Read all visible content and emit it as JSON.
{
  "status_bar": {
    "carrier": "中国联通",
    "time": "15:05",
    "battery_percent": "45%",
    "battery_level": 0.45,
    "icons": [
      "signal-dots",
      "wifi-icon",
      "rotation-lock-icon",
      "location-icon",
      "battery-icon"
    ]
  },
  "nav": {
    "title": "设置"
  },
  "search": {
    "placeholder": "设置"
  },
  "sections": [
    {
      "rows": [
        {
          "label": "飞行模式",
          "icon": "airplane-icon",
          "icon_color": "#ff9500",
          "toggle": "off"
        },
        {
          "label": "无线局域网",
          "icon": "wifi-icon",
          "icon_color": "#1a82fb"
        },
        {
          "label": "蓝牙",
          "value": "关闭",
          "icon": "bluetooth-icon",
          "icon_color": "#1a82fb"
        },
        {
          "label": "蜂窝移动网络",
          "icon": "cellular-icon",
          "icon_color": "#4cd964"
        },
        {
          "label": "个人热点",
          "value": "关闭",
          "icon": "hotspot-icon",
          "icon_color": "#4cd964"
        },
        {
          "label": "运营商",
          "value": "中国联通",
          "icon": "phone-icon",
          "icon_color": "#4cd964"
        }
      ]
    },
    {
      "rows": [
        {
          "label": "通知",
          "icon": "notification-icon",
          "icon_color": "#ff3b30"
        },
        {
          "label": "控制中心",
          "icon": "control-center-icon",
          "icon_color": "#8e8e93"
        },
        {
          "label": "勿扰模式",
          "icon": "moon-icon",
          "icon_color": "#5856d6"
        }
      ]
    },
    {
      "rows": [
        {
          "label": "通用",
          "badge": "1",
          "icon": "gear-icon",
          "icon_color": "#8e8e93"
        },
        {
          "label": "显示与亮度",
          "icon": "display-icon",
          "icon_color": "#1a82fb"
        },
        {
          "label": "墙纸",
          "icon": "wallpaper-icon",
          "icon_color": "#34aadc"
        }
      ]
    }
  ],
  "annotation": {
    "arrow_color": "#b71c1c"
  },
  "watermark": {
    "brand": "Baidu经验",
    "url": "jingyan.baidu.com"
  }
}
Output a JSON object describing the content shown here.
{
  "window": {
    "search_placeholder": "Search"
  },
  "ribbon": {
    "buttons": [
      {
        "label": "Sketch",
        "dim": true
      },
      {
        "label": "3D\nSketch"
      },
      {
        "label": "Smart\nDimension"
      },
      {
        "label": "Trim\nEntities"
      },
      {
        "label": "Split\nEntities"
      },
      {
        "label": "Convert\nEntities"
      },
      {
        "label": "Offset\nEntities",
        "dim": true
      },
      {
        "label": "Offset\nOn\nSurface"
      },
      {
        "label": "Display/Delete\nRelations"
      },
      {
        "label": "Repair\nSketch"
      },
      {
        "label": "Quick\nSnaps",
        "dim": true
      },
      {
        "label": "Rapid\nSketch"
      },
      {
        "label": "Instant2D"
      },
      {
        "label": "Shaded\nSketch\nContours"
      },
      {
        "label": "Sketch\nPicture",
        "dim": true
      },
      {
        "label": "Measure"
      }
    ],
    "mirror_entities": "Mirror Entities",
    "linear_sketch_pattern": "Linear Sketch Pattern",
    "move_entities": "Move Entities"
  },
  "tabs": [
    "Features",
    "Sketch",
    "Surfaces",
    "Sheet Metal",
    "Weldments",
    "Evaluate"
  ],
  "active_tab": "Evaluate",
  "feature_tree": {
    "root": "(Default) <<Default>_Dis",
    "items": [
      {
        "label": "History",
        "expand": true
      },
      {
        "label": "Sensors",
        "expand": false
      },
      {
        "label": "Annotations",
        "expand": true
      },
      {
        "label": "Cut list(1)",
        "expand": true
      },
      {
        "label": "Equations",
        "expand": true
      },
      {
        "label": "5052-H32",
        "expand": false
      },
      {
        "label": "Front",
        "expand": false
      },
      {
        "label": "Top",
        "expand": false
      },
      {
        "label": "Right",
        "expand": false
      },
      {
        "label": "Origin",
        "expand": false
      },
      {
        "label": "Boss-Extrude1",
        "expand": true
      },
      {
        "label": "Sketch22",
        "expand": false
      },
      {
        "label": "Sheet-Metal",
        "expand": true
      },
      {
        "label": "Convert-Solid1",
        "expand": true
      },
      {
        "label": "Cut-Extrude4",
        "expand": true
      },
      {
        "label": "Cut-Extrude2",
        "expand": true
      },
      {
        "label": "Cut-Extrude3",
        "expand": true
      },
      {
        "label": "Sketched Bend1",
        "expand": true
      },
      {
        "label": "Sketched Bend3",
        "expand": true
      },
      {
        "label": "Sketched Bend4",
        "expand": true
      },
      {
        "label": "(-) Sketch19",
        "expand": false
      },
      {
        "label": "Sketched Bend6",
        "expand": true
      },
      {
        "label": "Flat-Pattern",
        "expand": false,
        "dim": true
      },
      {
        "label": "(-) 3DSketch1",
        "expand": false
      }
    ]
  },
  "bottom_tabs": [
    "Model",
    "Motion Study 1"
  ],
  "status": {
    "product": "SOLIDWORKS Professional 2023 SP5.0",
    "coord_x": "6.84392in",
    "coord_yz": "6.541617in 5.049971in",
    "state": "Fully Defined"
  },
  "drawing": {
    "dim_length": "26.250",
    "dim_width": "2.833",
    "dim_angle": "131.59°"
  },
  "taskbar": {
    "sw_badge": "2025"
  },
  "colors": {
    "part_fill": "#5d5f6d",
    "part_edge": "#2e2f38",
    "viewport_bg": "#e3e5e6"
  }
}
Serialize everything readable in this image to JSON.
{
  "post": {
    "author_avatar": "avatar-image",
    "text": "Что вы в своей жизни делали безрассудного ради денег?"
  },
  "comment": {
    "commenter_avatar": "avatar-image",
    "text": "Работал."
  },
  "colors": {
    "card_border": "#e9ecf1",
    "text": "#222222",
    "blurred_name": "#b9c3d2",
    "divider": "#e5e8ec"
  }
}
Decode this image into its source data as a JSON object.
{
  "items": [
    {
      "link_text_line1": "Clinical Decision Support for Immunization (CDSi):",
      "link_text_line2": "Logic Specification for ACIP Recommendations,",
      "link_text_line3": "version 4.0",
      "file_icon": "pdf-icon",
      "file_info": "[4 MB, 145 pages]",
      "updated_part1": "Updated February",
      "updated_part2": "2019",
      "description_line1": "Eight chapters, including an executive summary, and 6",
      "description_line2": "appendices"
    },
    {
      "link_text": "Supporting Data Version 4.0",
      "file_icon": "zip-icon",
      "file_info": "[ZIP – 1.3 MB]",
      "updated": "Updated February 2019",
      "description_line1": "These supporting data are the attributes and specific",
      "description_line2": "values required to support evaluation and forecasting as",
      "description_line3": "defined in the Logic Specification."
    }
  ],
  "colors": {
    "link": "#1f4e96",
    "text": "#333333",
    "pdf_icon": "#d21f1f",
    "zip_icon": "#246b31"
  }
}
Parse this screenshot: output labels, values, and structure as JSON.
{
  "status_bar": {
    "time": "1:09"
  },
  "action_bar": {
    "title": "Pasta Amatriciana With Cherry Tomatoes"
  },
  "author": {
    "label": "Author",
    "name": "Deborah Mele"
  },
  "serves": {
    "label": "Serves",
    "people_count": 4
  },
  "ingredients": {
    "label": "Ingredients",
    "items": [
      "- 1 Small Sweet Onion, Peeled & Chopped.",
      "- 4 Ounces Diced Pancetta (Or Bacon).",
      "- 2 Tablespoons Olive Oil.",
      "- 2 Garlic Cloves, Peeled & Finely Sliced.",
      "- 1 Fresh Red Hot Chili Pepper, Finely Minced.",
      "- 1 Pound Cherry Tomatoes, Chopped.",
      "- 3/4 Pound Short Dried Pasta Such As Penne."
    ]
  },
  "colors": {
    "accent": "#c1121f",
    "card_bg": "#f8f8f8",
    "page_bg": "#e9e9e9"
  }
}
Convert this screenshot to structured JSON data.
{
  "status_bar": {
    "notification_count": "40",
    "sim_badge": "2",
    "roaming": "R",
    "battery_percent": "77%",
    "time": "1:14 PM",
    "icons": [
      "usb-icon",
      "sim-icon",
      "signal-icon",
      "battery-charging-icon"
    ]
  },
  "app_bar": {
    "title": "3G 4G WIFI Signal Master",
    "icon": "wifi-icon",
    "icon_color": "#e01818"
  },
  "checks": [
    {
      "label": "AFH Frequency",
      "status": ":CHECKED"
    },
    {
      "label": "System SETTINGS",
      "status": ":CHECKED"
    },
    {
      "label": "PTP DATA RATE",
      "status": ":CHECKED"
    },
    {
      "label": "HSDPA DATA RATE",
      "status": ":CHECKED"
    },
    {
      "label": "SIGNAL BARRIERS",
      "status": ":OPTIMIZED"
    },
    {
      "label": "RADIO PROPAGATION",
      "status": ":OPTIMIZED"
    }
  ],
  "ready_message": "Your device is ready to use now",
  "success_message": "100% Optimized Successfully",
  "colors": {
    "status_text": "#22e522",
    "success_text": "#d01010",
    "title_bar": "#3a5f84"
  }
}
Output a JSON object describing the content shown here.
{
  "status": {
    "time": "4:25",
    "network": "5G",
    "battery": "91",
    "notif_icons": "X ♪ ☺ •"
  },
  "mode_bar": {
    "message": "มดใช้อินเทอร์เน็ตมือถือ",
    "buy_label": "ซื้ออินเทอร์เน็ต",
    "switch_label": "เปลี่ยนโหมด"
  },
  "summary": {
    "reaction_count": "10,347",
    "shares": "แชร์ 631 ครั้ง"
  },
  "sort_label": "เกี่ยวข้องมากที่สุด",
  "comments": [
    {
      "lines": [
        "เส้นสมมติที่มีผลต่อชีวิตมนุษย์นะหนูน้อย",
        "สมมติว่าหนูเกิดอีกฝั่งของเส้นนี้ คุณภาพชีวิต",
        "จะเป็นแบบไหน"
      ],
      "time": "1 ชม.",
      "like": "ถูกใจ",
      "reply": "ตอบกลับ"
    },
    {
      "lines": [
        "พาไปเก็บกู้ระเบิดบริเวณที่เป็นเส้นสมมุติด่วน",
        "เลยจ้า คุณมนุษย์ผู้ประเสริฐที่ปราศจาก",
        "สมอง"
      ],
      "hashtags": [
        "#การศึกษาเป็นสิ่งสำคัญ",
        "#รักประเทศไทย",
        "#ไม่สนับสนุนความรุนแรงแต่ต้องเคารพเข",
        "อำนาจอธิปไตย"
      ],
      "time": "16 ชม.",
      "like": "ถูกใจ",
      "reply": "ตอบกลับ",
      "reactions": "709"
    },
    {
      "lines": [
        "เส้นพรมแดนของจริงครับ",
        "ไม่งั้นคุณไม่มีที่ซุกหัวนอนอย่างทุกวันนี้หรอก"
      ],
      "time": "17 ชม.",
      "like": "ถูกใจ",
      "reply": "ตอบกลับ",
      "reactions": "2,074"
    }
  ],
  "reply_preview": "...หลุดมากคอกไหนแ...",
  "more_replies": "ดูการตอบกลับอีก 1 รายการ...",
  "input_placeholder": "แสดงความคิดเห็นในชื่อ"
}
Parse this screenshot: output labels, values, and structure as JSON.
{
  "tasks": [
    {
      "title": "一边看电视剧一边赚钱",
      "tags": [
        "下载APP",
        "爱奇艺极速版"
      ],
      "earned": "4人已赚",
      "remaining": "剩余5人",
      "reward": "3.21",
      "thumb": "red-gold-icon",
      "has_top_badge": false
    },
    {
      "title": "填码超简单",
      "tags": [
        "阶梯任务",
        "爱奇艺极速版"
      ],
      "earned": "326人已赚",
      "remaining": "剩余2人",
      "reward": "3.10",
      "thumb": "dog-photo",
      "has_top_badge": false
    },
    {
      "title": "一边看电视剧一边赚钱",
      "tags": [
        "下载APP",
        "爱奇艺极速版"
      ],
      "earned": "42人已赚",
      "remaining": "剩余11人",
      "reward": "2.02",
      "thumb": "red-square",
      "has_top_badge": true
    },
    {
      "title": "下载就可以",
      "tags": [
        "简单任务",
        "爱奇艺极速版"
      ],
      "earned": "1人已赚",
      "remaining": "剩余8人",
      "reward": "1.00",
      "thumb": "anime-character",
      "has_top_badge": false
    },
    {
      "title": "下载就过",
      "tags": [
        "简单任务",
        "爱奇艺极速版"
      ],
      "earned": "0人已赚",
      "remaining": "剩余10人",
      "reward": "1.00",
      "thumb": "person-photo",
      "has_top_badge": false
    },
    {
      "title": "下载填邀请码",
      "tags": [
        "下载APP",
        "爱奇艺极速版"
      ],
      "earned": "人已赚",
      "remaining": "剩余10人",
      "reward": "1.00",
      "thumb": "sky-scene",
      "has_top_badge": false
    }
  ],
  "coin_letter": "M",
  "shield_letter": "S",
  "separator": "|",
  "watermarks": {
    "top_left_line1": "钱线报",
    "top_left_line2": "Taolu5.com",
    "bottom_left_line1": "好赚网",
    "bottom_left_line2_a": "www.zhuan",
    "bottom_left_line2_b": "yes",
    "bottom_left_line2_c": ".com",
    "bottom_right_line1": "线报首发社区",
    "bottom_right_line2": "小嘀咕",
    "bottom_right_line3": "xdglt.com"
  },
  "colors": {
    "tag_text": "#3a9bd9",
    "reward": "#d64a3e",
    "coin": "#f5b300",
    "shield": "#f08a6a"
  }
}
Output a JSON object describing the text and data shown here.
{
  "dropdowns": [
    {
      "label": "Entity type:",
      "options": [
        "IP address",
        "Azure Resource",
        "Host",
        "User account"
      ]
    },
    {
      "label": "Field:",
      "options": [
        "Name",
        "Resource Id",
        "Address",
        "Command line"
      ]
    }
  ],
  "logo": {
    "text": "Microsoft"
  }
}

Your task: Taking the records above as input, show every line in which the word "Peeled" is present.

Solved exercise:
      "- 1 Small Sweet Onion, Peeled & Chopped.",
      "- 2 Garlic Cloves, Peeled & Finely Sliced.",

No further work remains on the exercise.